◆ What is required
Exclude the pictures and set down, unaltered, the lines from the one that holds "Decode this image" through the end of the data.

◆ Stored data
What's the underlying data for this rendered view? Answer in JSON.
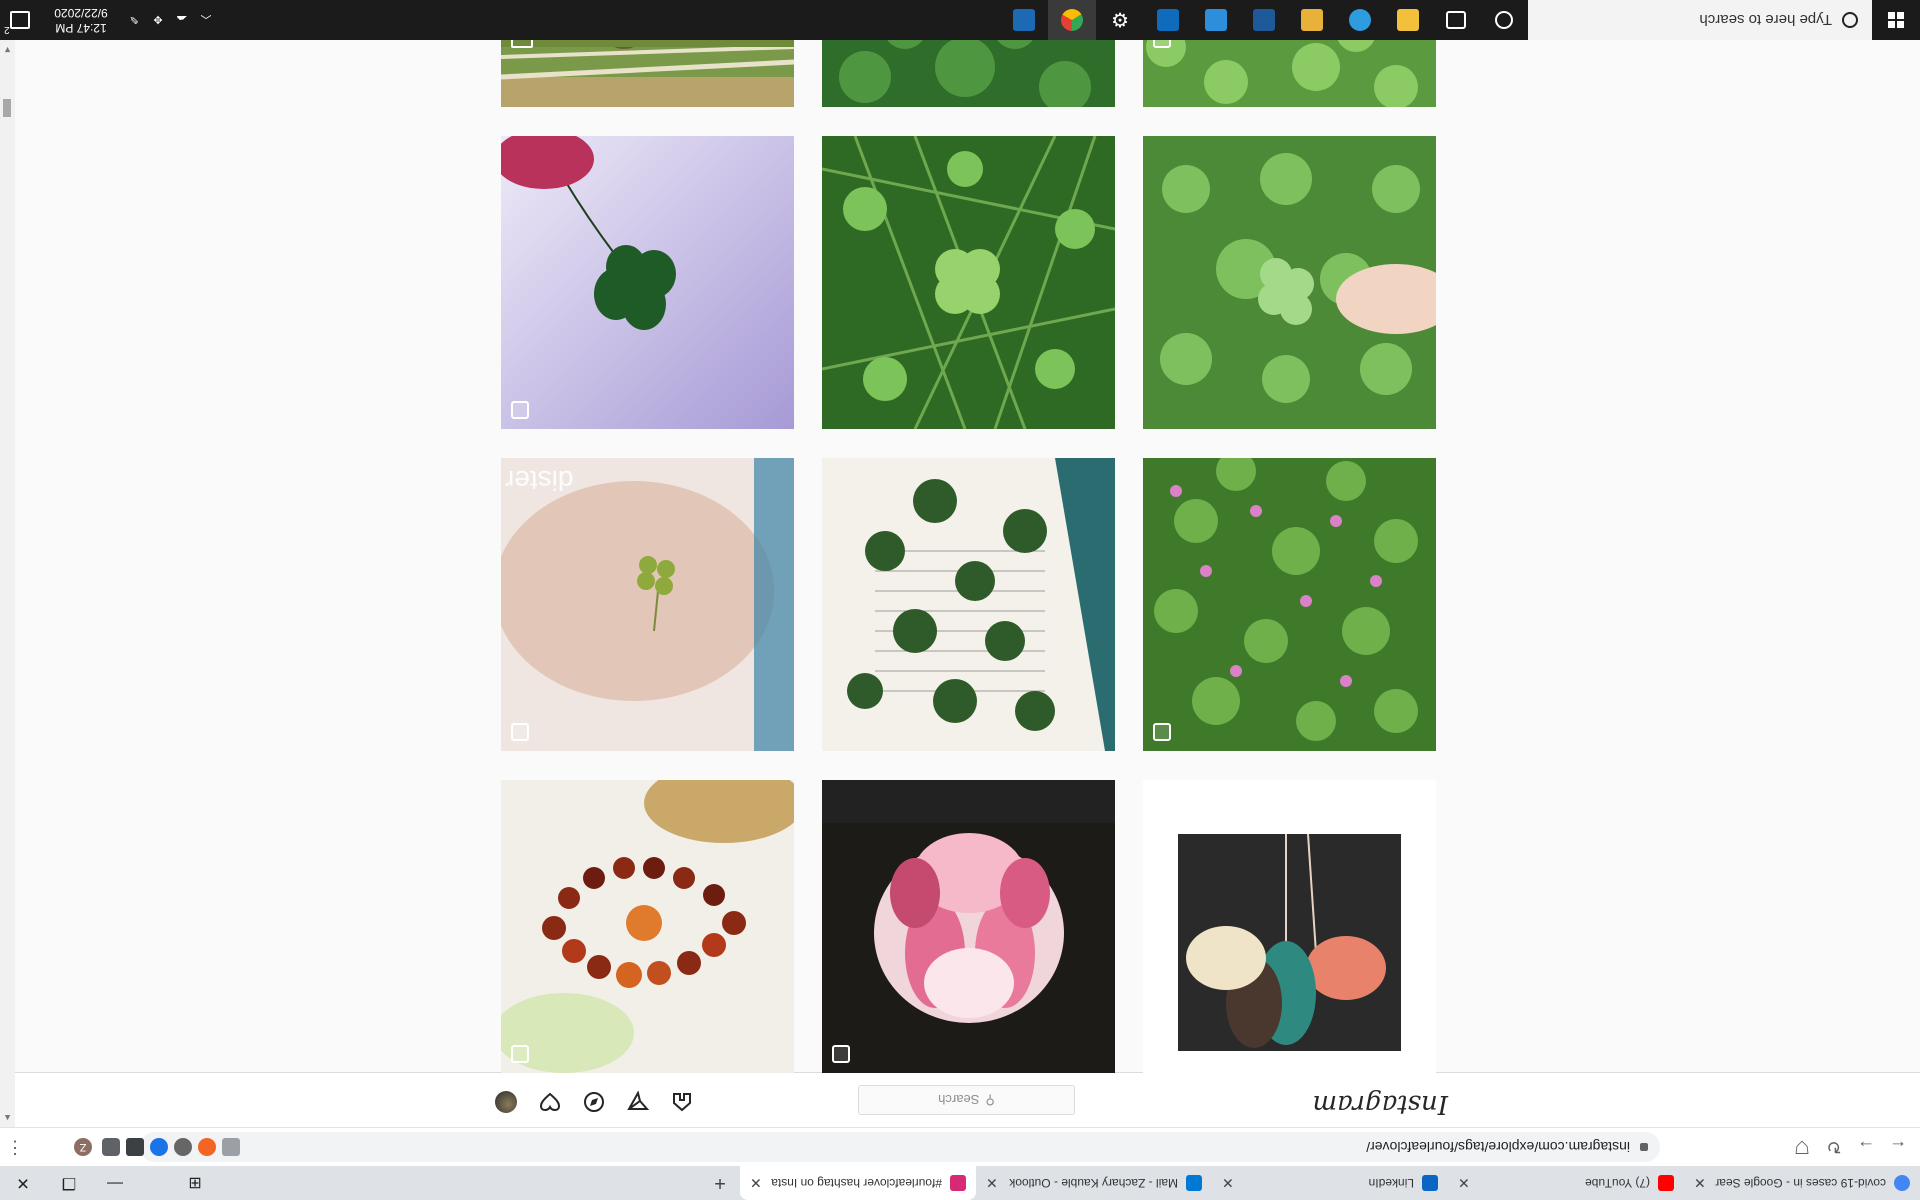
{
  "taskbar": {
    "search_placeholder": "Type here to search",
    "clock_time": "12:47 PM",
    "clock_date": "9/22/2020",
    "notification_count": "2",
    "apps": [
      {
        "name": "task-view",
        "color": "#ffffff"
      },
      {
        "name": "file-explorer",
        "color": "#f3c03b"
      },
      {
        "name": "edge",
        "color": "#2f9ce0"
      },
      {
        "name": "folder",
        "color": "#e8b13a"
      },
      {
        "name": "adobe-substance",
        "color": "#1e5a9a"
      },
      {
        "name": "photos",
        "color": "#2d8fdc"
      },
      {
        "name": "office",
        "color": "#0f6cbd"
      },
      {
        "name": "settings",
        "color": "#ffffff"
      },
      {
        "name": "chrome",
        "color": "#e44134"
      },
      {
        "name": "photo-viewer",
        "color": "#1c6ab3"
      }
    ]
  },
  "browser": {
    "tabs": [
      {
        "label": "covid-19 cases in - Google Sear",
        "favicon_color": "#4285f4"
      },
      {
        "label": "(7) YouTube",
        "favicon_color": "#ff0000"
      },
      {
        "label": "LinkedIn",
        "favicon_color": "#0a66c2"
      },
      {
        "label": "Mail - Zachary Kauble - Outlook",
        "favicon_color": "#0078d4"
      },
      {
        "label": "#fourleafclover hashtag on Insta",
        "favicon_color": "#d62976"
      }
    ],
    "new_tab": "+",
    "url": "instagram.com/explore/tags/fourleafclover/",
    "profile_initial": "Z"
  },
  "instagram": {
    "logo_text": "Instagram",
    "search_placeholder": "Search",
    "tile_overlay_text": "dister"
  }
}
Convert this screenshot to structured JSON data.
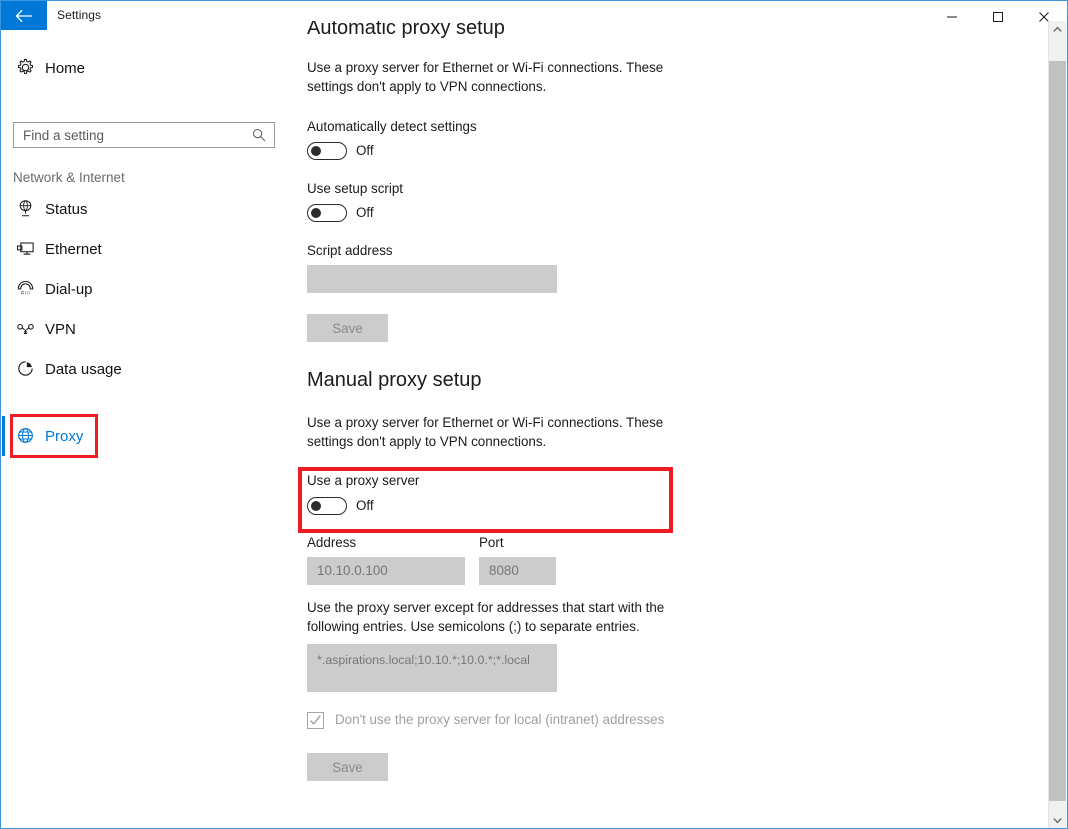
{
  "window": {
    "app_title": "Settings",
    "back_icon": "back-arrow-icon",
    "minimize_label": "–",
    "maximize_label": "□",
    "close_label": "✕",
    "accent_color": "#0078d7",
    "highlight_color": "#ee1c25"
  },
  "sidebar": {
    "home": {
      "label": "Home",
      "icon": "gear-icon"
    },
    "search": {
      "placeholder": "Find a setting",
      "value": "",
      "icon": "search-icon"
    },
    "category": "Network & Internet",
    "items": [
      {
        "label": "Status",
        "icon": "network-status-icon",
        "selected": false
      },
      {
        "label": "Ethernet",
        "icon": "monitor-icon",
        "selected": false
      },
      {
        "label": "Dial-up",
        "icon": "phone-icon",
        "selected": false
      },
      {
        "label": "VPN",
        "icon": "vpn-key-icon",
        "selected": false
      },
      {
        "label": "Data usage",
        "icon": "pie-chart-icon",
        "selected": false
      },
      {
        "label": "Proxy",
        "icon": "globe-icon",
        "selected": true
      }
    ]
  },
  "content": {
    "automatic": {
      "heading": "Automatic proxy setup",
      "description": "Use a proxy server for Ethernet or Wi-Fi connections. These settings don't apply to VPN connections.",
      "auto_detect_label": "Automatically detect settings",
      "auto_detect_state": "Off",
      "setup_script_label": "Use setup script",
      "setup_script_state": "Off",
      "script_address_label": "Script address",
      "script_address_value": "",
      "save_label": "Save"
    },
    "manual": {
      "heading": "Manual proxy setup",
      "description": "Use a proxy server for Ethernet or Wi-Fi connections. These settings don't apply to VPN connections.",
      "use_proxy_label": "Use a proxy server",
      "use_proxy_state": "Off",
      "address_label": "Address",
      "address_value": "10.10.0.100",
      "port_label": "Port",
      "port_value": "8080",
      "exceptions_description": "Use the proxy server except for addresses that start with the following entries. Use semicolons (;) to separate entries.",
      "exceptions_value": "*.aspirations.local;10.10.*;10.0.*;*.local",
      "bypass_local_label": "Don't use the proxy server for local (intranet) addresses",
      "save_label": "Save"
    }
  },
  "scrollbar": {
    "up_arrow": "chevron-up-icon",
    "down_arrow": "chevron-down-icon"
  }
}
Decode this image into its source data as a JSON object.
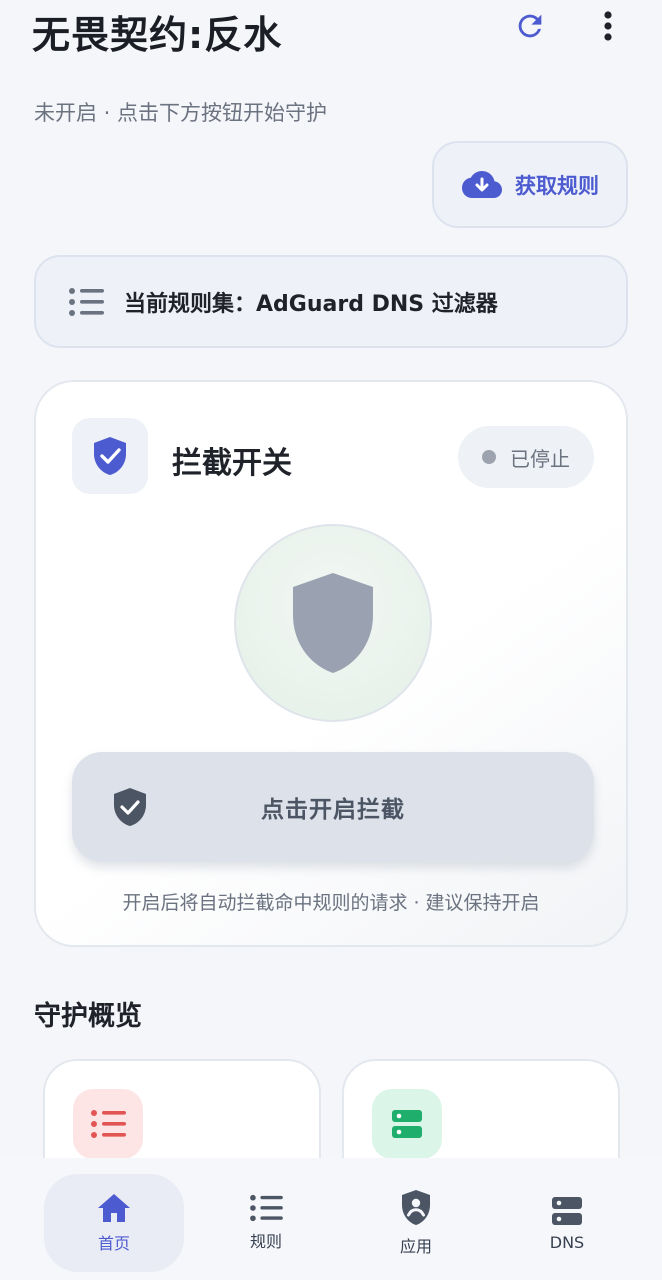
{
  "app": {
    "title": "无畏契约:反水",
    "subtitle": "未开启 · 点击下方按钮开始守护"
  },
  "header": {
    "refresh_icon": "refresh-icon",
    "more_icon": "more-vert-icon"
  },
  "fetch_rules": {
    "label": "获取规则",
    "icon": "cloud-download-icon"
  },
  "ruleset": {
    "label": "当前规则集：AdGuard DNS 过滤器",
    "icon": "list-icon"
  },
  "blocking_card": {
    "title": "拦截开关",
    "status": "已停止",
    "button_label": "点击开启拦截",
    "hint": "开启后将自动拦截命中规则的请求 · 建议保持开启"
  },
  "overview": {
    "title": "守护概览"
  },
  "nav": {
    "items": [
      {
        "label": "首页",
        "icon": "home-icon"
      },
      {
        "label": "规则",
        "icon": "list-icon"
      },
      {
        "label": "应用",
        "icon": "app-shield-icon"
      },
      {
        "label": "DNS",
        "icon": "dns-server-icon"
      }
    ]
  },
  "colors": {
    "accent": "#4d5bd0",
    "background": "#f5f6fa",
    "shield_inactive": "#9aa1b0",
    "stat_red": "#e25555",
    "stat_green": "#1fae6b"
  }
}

◆ Reply
Decode this image into its source data as a JSON object.
{
  "app": {
    "title": "无畏契约:反水",
    "subtitle": "未开启 · 点击下方按钮开始守护"
  },
  "header": {
    "refresh_icon": "refresh-icon",
    "more_icon": "more-vert-icon"
  },
  "fetch_rules": {
    "label": "获取规则",
    "icon": "cloud-download-icon"
  },
  "ruleset": {
    "label": "当前规则集：AdGuard DNS 过滤器",
    "icon": "list-icon"
  },
  "blocking_card": {
    "title": "拦截开关",
    "status": "已停止",
    "button_label": "点击开启拦截",
    "hint": "开启后将自动拦截命中规则的请求 · 建议保持开启"
  },
  "overview": {
    "title": "守护概览"
  },
  "nav": {
    "items": [
      {
        "label": "首页",
        "icon": "home-icon"
      },
      {
        "label": "规则",
        "icon": "list-icon"
      },
      {
        "label": "应用",
        "icon": "app-shield-icon"
      },
      {
        "label": "DNS",
        "icon": "dns-server-icon"
      }
    ]
  },
  "colors": {
    "accent": "#4d5bd0",
    "background": "#f5f6fa",
    "shield_inactive": "#9aa1b0",
    "stat_red": "#e25555",
    "stat_green": "#1fae6b"
  }
}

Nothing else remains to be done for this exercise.